== INFORMATION SHOWN ==
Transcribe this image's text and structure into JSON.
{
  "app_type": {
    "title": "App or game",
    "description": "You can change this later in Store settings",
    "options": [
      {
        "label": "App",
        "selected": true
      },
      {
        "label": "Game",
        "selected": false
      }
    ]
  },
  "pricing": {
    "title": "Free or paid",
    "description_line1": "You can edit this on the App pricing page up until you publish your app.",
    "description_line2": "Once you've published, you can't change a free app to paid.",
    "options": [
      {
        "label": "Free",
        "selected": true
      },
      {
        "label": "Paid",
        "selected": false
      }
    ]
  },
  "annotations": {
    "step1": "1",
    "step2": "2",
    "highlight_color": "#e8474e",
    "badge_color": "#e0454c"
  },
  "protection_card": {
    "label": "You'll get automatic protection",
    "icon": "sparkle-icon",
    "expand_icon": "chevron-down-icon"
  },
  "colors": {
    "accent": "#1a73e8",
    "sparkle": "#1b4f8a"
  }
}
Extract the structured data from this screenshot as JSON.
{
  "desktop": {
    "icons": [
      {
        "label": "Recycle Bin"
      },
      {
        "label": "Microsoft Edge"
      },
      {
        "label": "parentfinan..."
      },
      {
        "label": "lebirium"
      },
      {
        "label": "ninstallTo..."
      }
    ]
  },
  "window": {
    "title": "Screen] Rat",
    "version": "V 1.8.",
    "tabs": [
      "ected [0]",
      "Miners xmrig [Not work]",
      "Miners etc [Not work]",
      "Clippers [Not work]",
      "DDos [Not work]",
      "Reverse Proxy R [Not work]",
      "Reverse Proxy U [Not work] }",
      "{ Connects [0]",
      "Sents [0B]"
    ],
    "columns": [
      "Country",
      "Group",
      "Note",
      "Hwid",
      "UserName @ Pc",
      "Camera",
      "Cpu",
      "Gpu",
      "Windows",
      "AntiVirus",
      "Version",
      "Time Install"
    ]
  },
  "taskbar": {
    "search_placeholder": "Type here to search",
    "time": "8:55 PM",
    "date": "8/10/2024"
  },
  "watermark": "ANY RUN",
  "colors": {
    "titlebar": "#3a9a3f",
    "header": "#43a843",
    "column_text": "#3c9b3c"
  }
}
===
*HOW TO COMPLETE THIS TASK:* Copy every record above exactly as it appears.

*SOLVED EXERCISE:*
Transcribe this image's text and structure into JSON.
{
  "app_type": {
    "title": "App or game",
    "description": "You can change this later in Store settings",
    "options": [
      {
        "label": "App",
        "selected": true
      },
      {
        "label": "Game",
        "selected": false
      }
    ]
  },
  "pricing": {
    "title": "Free or paid",
    "description_line1": "You can edit this on the App pricing page up until you publish your app.",
    "description_line2": "Once you've published, you can't change a free app to paid.",
    "options": [
      {
        "label": "Free",
        "selected": true
      },
      {
        "label": "Paid",
        "selected": false
      }
    ]
  },
  "annotations": {
    "step1": "1",
    "step2": "2",
    "highlight_color": "#e8474e",
    "badge_color": "#e0454c"
  },
  "protection_card": {
    "label": "You'll get automatic protection",
    "icon": "sparkle-icon",
    "expand_icon": "chevron-down-icon"
  },
  "colors": {
    "accent": "#1a73e8",
    "sparkle": "#1b4f8a"
  }
}
Extract the structured data from this screenshot as JSON.
{
  "desktop": {
    "icons": [
      {
        "label": "Recycle Bin"
      },
      {
        "label": "Microsoft Edge"
      },
      {
        "label": "parentfinan..."
      },
      {
        "label": "lebirium"
      },
      {
        "label": "ninstallTo..."
      }
    ]
  },
  "window": {
    "title": "Screen] Rat",
    "version": "V 1.8.",
    "tabs": [
      "ected [0]",
      "Miners xmrig [Not work]",
      "Miners etc [Not work]",
      "Clippers [Not work]",
      "DDos [Not work]",
      "Reverse Proxy R [Not work]",
      "Reverse Proxy U [Not work] }",
      "{ Connects [0]",
      "Sents [0B]"
    ],
    "columns": [
      "Country",
      "Group",
      "Note",
      "Hwid",
      "UserName @ Pc",
      "Camera",
      "Cpu",
      "Gpu",
      "Windows",
      "AntiVirus",
      "Version",
      "Time Install"
    ]
  },
  "taskbar": {
    "search_placeholder": "Type here to search",
    "time": "8:55 PM",
    "date": "8/10/2024"
  },
  "watermark": "ANY RUN",
  "colors": {
    "titlebar": "#3a9a3f",
    "header": "#43a843",
    "column_text": "#3c9b3c"
  }
}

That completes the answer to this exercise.